That the view that suffering is due to sin is still prevalent, even in traditions that have the Book of Job, just goes to show how tenacious that way of viewing things is. It is easier to accept the view of Job's friends (even if one accepts as authoritative the Book of Job, which condemns [Read More...]

God Doesn’t Suffer, So Why Should We?

In my Sunday school class last weekend, the discussion quickly moved from a discussion of the atonement to a specific focus on whether God suffers or can suffer. A number of interesting observations were made, but one seemed particularly worth sharing. Following a discussion of why some consider it better to be above suffering (and [Read More...]

A Whirlwind of Inconsistencies

In the wake of the devastating tornado in Oklahoma, a number of people have drawn attention to John Piper’s tweet of Job 1:19. Far from this verse indicating the notion that God is judging Oklahoma (which is what some have come to expect to hear from spokespeople for conservative Christian viewpoints), in context the verse [Read More...]

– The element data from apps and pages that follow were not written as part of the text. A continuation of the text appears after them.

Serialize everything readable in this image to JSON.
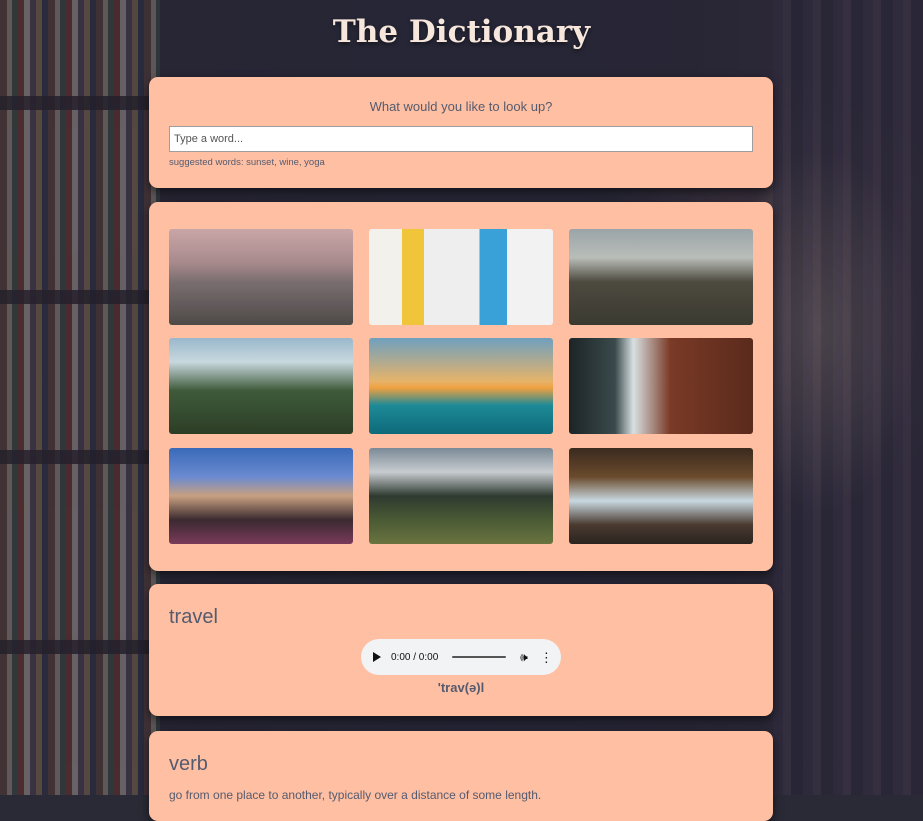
{
  "app": {
    "title": "The Dictionary"
  },
  "search": {
    "prompt": "What would you like to look up?",
    "placeholder": "Type a word...",
    "value": "",
    "suggestions": "suggested words: sunset, wine, yoga"
  },
  "photos": [
    {
      "name": "hot-air-balloons-photo"
    },
    {
      "name": "colorful-street-photo"
    },
    {
      "name": "viaduct-train-photo"
    },
    {
      "name": "mountain-ruins-photo"
    },
    {
      "name": "ocean-sunset-villa-photo"
    },
    {
      "name": "waterfall-cliff-photo"
    },
    {
      "name": "canal-town-photo"
    },
    {
      "name": "alpine-meadow-photo"
    },
    {
      "name": "tent-view-photo"
    }
  ],
  "entry": {
    "word": "travel",
    "audio": {
      "time": "0:00 / 0:00"
    },
    "phonetic": "'trav(ə)l"
  },
  "meaning": {
    "part_of_speech": "verb",
    "definition": "go from one place to another, typically over a distance of some length."
  }
}
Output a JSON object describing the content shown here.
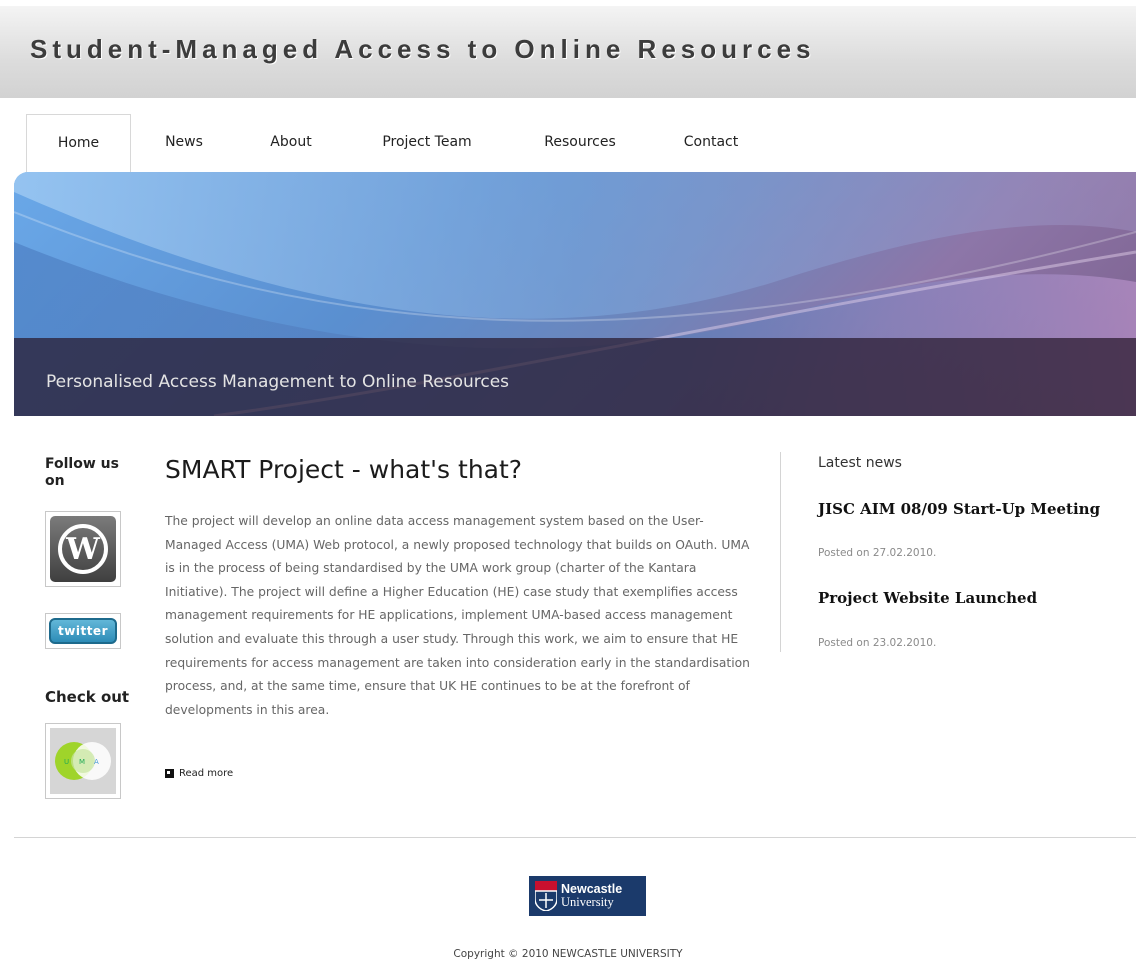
{
  "header": {
    "title": "Student-Managed Access to Online Resources"
  },
  "nav": {
    "items": [
      {
        "label": "Home",
        "active": true
      },
      {
        "label": "News"
      },
      {
        "label": "About"
      },
      {
        "label": "Project Team"
      },
      {
        "label": "Resources"
      },
      {
        "label": "Contact"
      }
    ]
  },
  "banner": {
    "caption": "Personalised Access Management to Online Resources"
  },
  "sidebar": {
    "follow_title": "Follow us on",
    "wordpress_glyph": "W",
    "twitter_label": "twitter",
    "check_title": "Check out",
    "uma_letters": [
      "U",
      "M",
      "A"
    ]
  },
  "article": {
    "title": "SMART Project - what's that?",
    "body": "The project will develop an online data access management system based on the User-Managed Access (UMA) Web protocol, a newly proposed technology that builds on OAuth. UMA is in the process of being standardised by the UMA work group (charter of the Kantara Initiative). The project will define a Higher Education (HE) case study that exemplifies access management requirements for HE applications, implement UMA-based access management solution and evaluate this through a user study. Through this work, we aim to ensure that HE requirements for access management are taken into consideration early in the standardisation process, and, at the same time, ensure that UK HE continues to be at the forefront of developments in this area.",
    "read_more": "Read more"
  },
  "latest_news": {
    "heading": "Latest news",
    "items": [
      {
        "title": "JISC AIM 08/09 Start-Up Meeting",
        "date": "Posted on 27.02.2010."
      },
      {
        "title": "Project Website Launched",
        "date": "Posted on 23.02.2010."
      }
    ]
  },
  "footer": {
    "logo_line1": "Newcastle",
    "logo_line2": "University",
    "copyright": "Copyright © 2010 NEWCASTLE UNIVERSITY"
  },
  "colors": {
    "nav_text": "#222222",
    "logo_blue": "#1b3a6b",
    "caption_text": "#e4e4e4"
  }
}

Graphing a Problem

David Hayward’s cartoon could be about the Book of Job or the recent act by terrorists in Boston. Indeed, we could plot both on the graph. Does correlation indicate causation in this case? Certainly, if more intense suffering is a problem for a monotheistic worldview and so brings out more inane theological utterances, those utterances [Read More...]